Task details - From the records below, copy the lines that include "JSON".

Dataset content -
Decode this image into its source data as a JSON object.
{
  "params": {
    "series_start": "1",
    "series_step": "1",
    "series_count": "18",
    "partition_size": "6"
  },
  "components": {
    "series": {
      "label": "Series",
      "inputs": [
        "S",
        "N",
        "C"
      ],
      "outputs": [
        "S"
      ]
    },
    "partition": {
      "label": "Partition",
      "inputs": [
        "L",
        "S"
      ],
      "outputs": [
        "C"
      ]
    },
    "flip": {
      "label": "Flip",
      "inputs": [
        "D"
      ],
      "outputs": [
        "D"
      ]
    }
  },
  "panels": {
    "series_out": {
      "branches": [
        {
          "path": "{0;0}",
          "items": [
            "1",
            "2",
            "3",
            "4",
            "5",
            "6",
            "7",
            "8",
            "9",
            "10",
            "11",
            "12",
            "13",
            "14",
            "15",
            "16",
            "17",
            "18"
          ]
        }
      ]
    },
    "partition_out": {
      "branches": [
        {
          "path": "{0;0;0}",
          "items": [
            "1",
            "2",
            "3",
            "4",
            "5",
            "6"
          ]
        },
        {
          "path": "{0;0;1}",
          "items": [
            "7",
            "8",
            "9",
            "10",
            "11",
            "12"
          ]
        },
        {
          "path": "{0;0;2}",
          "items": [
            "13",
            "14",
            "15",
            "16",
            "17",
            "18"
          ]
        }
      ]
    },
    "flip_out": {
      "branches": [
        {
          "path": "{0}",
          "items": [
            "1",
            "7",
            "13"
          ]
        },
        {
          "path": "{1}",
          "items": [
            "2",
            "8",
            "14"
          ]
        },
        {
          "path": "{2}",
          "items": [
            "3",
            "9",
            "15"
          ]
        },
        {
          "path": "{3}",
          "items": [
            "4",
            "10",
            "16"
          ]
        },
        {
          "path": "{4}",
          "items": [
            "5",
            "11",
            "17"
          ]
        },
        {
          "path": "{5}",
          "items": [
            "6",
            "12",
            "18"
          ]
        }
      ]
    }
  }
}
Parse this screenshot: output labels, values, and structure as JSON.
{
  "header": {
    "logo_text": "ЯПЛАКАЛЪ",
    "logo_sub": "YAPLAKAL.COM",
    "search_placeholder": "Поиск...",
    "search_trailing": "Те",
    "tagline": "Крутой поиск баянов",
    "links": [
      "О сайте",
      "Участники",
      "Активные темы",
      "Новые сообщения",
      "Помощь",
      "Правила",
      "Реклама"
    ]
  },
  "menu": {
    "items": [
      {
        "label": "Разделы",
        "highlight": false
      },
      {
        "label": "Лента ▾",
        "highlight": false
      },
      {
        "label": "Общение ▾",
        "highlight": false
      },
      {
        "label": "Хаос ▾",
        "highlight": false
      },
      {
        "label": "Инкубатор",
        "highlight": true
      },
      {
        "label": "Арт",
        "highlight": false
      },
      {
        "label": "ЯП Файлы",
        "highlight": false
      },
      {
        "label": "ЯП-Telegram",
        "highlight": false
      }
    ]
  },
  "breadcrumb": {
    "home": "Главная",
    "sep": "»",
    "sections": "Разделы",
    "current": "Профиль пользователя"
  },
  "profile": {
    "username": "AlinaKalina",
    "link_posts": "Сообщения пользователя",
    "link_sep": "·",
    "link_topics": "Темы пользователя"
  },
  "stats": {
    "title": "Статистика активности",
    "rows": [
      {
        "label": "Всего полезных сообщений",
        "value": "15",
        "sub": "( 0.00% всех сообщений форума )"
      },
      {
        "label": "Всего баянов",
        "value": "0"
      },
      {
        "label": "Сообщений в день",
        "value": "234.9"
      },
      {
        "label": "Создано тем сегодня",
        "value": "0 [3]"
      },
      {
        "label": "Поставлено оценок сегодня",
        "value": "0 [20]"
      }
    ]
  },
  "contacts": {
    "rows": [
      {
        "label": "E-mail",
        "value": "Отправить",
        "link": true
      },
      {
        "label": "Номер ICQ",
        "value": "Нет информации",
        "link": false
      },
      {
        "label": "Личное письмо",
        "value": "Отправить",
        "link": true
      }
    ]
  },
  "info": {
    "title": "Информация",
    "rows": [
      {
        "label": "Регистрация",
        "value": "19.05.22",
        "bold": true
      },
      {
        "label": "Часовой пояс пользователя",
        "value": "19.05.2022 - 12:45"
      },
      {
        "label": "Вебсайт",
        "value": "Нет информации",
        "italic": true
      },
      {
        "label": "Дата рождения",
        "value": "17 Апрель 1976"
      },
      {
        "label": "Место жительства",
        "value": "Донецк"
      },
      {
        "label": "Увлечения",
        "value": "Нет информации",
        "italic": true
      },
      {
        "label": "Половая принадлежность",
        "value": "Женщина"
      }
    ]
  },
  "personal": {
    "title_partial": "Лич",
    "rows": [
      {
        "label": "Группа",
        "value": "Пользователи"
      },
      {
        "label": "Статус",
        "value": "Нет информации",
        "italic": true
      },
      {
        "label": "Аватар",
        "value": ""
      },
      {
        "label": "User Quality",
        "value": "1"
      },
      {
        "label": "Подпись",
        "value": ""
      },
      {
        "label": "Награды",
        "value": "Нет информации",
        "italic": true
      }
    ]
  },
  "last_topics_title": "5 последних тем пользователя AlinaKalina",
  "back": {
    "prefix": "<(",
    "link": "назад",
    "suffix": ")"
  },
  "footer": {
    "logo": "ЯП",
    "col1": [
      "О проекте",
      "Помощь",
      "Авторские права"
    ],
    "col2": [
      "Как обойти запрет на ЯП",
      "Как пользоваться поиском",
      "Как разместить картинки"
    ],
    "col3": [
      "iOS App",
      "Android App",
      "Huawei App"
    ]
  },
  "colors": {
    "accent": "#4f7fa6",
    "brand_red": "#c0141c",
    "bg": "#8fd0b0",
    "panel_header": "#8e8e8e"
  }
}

Solved exercise -
Decode this image into its source data as a JSON object.
Parse this screenshot: output labels, values, and structure as JSON.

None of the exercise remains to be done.